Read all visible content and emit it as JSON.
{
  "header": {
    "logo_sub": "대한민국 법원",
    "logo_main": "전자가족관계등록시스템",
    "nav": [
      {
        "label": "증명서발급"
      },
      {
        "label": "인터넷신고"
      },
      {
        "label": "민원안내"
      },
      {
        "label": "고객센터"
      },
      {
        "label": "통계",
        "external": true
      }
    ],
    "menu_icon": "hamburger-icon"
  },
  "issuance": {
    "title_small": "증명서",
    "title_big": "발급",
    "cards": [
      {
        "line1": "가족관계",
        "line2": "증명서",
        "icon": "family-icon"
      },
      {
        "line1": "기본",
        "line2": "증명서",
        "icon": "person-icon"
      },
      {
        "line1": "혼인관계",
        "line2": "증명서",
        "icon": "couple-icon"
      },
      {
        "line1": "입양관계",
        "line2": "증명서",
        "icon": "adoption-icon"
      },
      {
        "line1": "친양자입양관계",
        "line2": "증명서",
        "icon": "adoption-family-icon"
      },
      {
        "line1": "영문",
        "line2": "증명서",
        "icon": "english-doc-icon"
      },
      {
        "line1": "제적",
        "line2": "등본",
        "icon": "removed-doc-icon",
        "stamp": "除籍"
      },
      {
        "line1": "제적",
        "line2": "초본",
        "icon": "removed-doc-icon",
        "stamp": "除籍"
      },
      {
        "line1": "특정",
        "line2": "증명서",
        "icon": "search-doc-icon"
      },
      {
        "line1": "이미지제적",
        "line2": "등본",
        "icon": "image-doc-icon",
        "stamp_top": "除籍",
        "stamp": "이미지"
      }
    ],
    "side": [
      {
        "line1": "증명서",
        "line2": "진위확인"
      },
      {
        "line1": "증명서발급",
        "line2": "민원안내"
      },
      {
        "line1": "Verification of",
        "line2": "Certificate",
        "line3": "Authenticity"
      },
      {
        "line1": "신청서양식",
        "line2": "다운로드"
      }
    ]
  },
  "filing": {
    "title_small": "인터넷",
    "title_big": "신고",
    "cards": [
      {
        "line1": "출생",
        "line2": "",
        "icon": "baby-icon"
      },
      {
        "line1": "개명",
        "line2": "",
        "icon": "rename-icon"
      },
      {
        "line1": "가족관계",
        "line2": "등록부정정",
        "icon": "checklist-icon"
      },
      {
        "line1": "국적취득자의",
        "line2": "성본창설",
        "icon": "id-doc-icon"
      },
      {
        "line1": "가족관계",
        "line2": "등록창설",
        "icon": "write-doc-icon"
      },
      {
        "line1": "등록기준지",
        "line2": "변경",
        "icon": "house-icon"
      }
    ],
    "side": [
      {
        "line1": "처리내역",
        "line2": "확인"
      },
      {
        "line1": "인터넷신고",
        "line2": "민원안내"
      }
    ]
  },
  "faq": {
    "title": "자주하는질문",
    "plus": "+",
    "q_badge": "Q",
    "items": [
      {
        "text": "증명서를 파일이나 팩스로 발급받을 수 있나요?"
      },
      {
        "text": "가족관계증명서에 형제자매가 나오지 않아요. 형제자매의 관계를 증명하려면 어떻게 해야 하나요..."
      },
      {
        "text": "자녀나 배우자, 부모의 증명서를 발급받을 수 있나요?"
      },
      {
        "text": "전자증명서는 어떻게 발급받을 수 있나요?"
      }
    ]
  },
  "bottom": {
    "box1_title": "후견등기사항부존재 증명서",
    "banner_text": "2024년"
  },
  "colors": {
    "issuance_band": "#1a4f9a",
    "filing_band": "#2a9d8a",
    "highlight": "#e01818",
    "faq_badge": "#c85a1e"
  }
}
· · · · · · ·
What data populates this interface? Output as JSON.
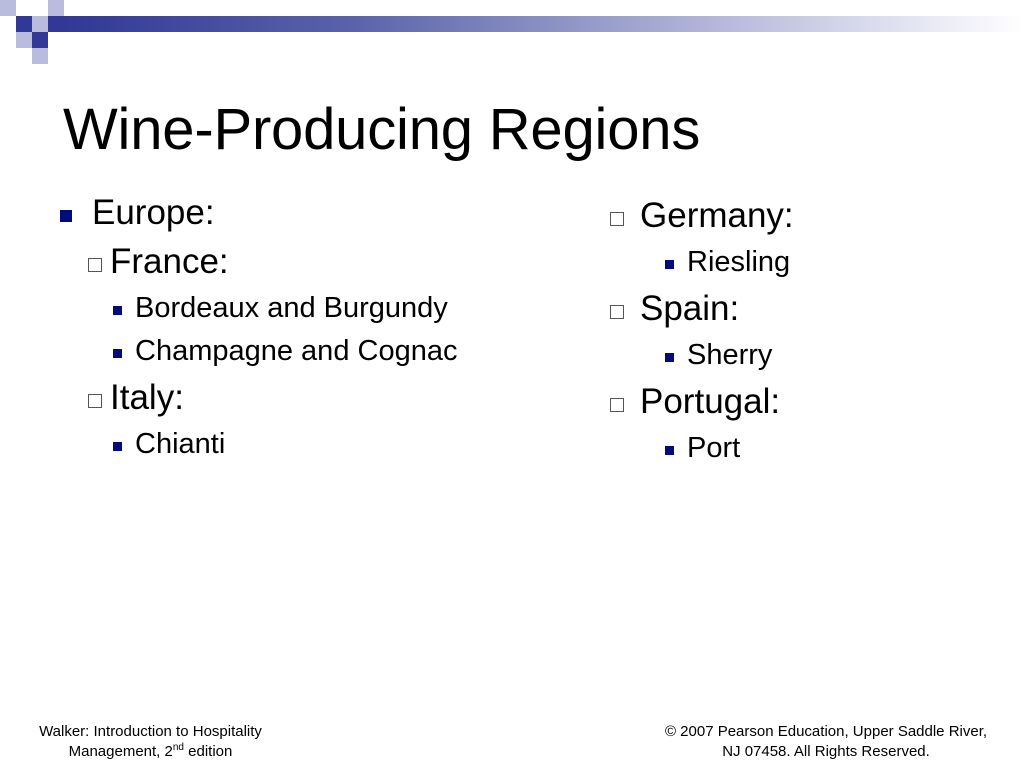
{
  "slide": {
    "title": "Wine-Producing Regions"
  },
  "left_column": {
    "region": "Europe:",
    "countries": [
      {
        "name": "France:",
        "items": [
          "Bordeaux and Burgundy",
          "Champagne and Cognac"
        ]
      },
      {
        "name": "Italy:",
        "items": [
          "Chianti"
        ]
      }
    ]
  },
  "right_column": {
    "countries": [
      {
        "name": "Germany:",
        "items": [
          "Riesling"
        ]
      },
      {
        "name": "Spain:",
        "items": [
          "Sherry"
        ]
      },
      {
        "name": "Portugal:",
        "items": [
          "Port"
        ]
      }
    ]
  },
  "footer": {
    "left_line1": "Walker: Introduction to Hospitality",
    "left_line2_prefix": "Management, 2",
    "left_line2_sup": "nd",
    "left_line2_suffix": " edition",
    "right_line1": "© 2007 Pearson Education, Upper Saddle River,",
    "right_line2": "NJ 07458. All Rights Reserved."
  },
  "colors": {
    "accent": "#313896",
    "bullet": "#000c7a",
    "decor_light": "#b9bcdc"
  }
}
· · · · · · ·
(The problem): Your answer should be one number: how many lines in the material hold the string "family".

(Expected output): 2